* **Your task**
Output the records exactly, with no line skipped.
▬▬▬▬▬▬
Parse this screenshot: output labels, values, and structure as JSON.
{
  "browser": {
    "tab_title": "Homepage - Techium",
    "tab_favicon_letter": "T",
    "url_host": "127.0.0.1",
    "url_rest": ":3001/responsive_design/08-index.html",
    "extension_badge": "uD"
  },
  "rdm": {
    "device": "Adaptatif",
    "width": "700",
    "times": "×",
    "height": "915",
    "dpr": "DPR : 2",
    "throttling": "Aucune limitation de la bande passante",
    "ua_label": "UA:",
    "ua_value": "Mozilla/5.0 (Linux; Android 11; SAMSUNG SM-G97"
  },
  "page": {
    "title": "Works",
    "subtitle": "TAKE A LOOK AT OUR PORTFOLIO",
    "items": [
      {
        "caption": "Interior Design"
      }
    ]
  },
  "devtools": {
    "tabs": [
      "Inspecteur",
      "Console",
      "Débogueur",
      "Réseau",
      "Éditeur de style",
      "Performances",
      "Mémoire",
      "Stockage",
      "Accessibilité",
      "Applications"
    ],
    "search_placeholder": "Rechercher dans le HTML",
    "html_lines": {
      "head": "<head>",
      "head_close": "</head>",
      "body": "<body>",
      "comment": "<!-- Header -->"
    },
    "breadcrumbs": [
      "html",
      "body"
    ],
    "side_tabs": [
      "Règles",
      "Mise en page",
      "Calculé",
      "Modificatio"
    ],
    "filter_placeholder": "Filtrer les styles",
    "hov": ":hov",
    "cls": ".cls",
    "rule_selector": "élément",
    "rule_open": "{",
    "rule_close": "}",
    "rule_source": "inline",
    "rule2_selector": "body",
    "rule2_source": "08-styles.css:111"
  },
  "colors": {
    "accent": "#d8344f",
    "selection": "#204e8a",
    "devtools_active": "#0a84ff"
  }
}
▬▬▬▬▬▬
* **Output**
Parse this screenshot: output labels, values, and structure as JSON.
{
  "browser": {
    "tab_title": "Homepage - Techium",
    "tab_favicon_letter": "T",
    "url_host": "127.0.0.1",
    "url_rest": ":3001/responsive_design/08-index.html",
    "extension_badge": "uD"
  },
  "rdm": {
    "device": "Adaptatif",
    "width": "700",
    "times": "×",
    "height": "915",
    "dpr": "DPR : 2",
    "throttling": "Aucune limitation de la bande passante",
    "ua_label": "UA:",
    "ua_value": "Mozilla/5.0 (Linux; Android 11; SAMSUNG SM-G97"
  },
  "page": {
    "title": "Works",
    "subtitle": "TAKE A LOOK AT OUR PORTFOLIO",
    "items": [
      {
        "caption": "Interior Design"
      }
    ]
  },
  "devtools": {
    "tabs": [
      "Inspecteur",
      "Console",
      "Débogueur",
      "Réseau",
      "Éditeur de style",
      "Performances",
      "Mémoire",
      "Stockage",
      "Accessibilité",
      "Applications"
    ],
    "search_placeholder": "Rechercher dans le HTML",
    "html_lines": {
      "head": "<head>",
      "head_close": "</head>",
      "body": "<body>",
      "comment": "<!-- Header -->"
    },
    "breadcrumbs": [
      "html",
      "body"
    ],
    "side_tabs": [
      "Règles",
      "Mise en page",
      "Calculé",
      "Modificatio"
    ],
    "filter_placeholder": "Filtrer les styles",
    "hov": ":hov",
    "cls": ".cls",
    "rule_selector": "élément",
    "rule_open": "{",
    "rule_close": "}",
    "rule_source": "inline",
    "rule2_selector": "body",
    "rule2_source": "08-styles.css:111"
  },
  "colors": {
    "accent": "#d8344f",
    "selection": "#204e8a",
    "devtools_active": "#0a84ff"
  }
}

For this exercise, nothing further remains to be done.